Task data Block Start

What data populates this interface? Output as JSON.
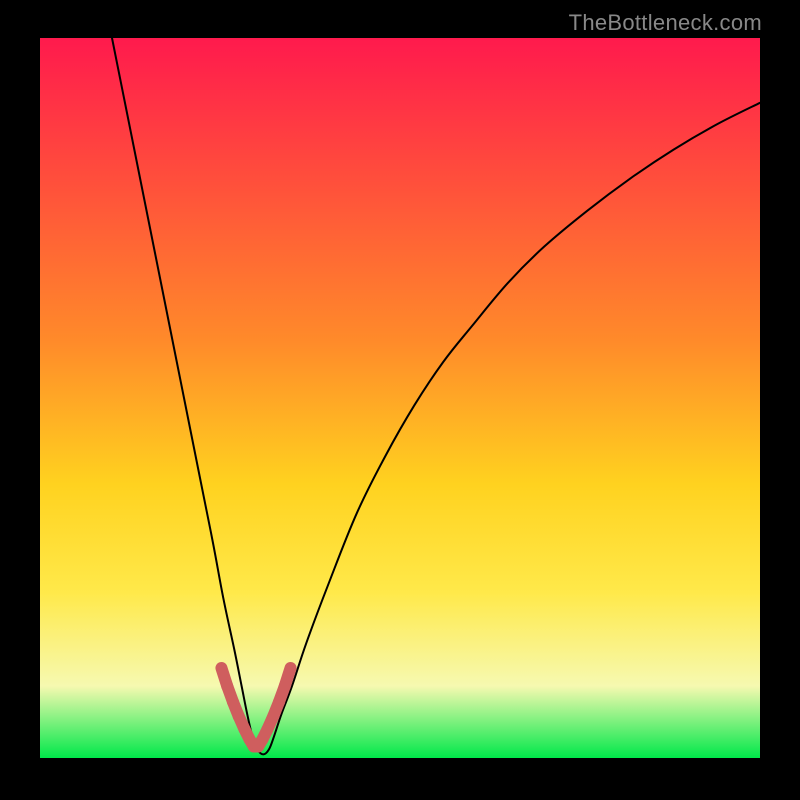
{
  "attribution": "TheBottleneck.com",
  "chart_data": {
    "type": "line",
    "title": "",
    "xlabel": "",
    "ylabel": "",
    "xlim": [
      0,
      100
    ],
    "ylim": [
      0,
      100
    ],
    "series": [
      {
        "name": "main-curve",
        "stroke": "#000000",
        "stroke_width": 2,
        "x": [
          10,
          12,
          14,
          16,
          18,
          20,
          22,
          24,
          25.5,
          27,
          28,
          28.8,
          29.5,
          30.2,
          31,
          31.8,
          32.5,
          33.5,
          35,
          37,
          40,
          44,
          48,
          52,
          56,
          60,
          65,
          70,
          76,
          82,
          88,
          94,
          100
        ],
        "y": [
          100,
          90,
          80,
          70,
          60,
          50,
          40,
          30,
          22,
          15,
          10,
          6,
          3,
          1.2,
          0.5,
          1.2,
          3,
          6,
          10,
          16,
          24,
          34,
          42,
          49,
          55,
          60,
          66,
          71,
          76,
          80.5,
          84.5,
          88,
          91
        ]
      },
      {
        "name": "highlight-segments",
        "stroke": "#cf5e5e",
        "stroke_width": 12,
        "x": [
          25.2,
          26.0,
          26.8,
          27.6,
          28.4,
          29.1,
          29.7,
          30.3,
          30.9,
          31.6,
          32.4,
          33.2,
          34.0,
          34.8
        ],
        "y": [
          12.5,
          10.0,
          7.8,
          5.8,
          4.0,
          2.6,
          1.6,
          1.6,
          2.6,
          4.0,
          5.8,
          7.8,
          10.0,
          12.5
        ]
      }
    ]
  }
}
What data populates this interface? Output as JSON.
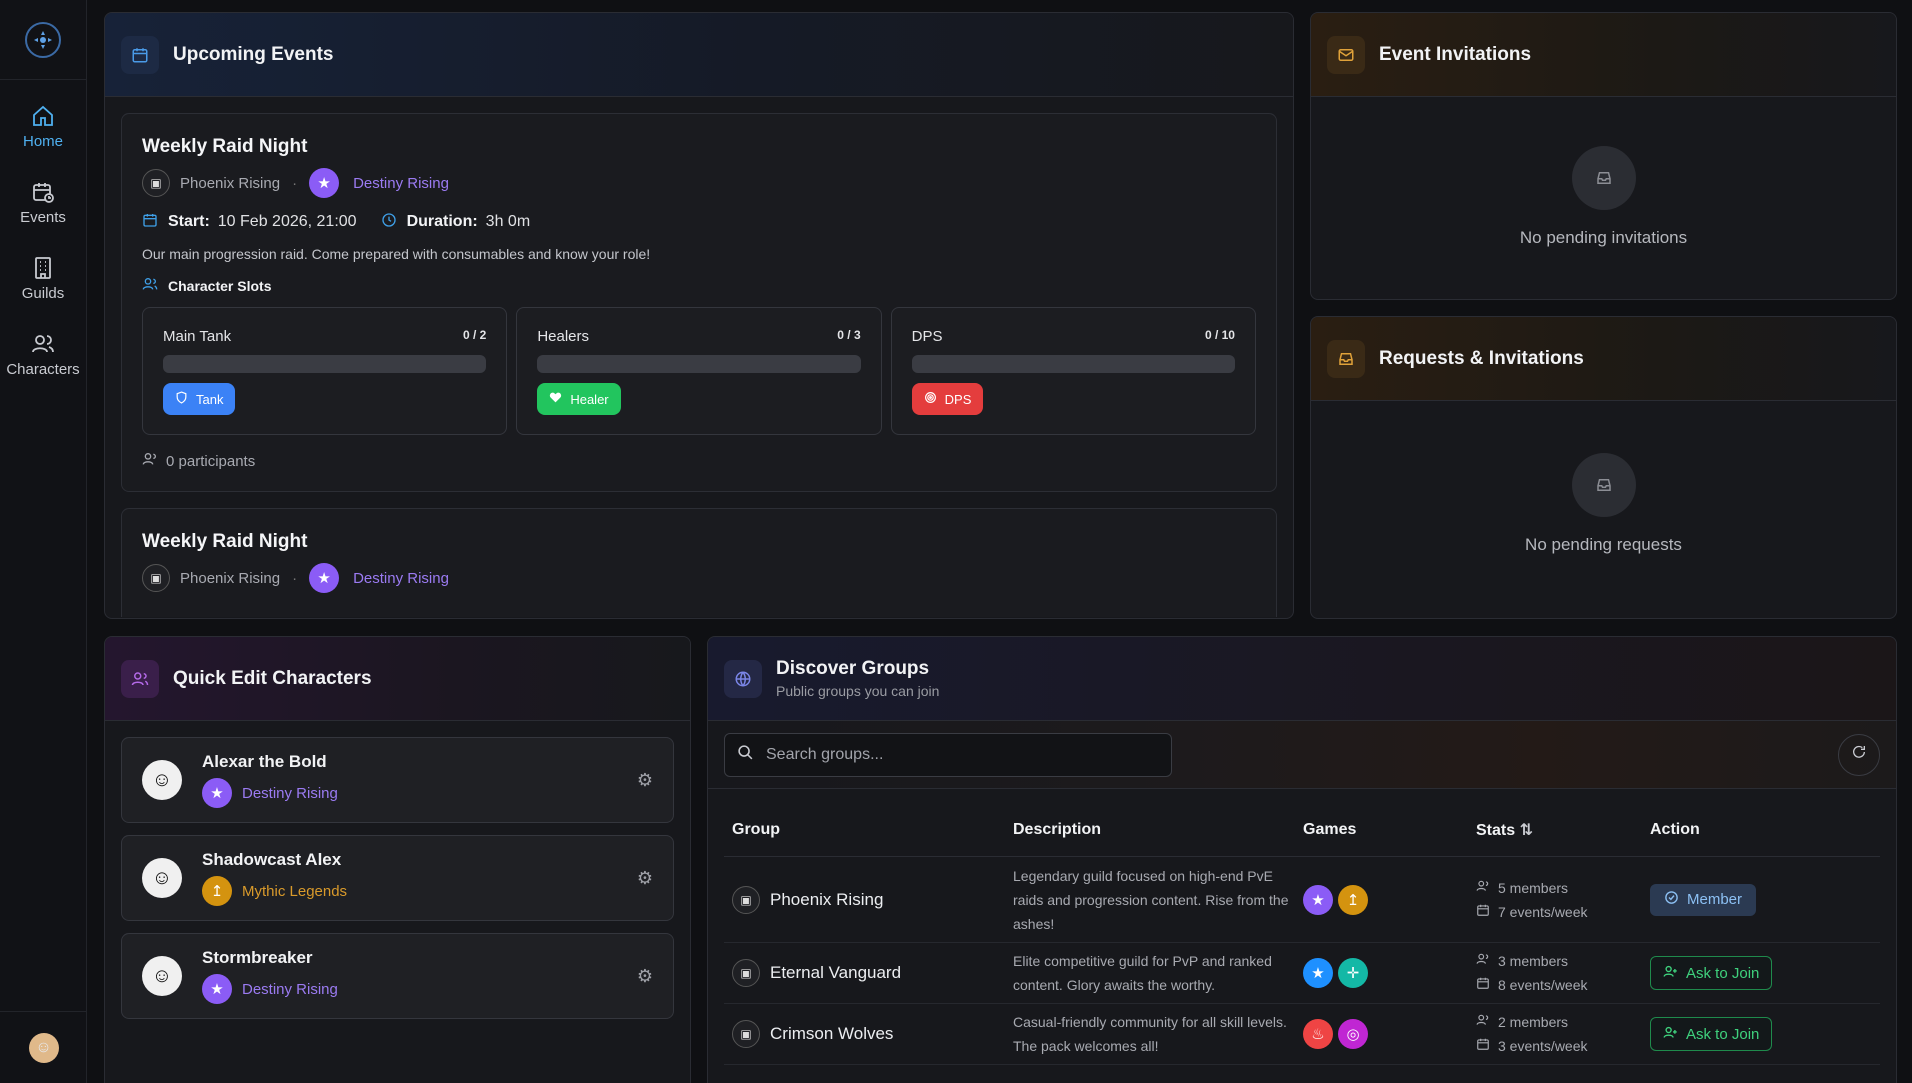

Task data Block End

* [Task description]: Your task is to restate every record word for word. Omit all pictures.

* [Output for this task]:
What data populates this interface? Output as JSON.
{
  "attribution": "TheBottleneck.com",
  "chart_data": {
    "type": "line",
    "title": "",
    "xlabel": "",
    "ylabel": "",
    "xlim": [
      0,
      100
    ],
    "ylim": [
      0,
      100
    ],
    "series": [
      {
        "name": "main-curve",
        "stroke": "#000000",
        "stroke_width": 2,
        "x": [
          10,
          12,
          14,
          16,
          18,
          20,
          22,
          24,
          25.5,
          27,
          28,
          28.8,
          29.5,
          30.2,
          31,
          31.8,
          32.5,
          33.5,
          35,
          37,
          40,
          44,
          48,
          52,
          56,
          60,
          65,
          70,
          76,
          82,
          88,
          94,
          100
        ],
        "y": [
          100,
          90,
          80,
          70,
          60,
          50,
          40,
          30,
          22,
          15,
          10,
          6,
          3,
          1.2,
          0.5,
          1.2,
          3,
          6,
          10,
          16,
          24,
          34,
          42,
          49,
          55,
          60,
          66,
          71,
          76,
          80.5,
          84.5,
          88,
          91
        ]
      },
      {
        "name": "highlight-segments",
        "stroke": "#cf5e5e",
        "stroke_width": 12,
        "x": [
          25.2,
          26.0,
          26.8,
          27.6,
          28.4,
          29.1,
          29.7,
          30.3,
          30.9,
          31.6,
          32.4,
          33.2,
          34.0,
          34.8
        ],
        "y": [
          12.5,
          10.0,
          7.8,
          5.8,
          4.0,
          2.6,
          1.6,
          1.6,
          2.6,
          4.0,
          5.8,
          7.8,
          10.0,
          12.5
        ]
      }
    ]
  }
}
What data populates this interface? Output as JSON.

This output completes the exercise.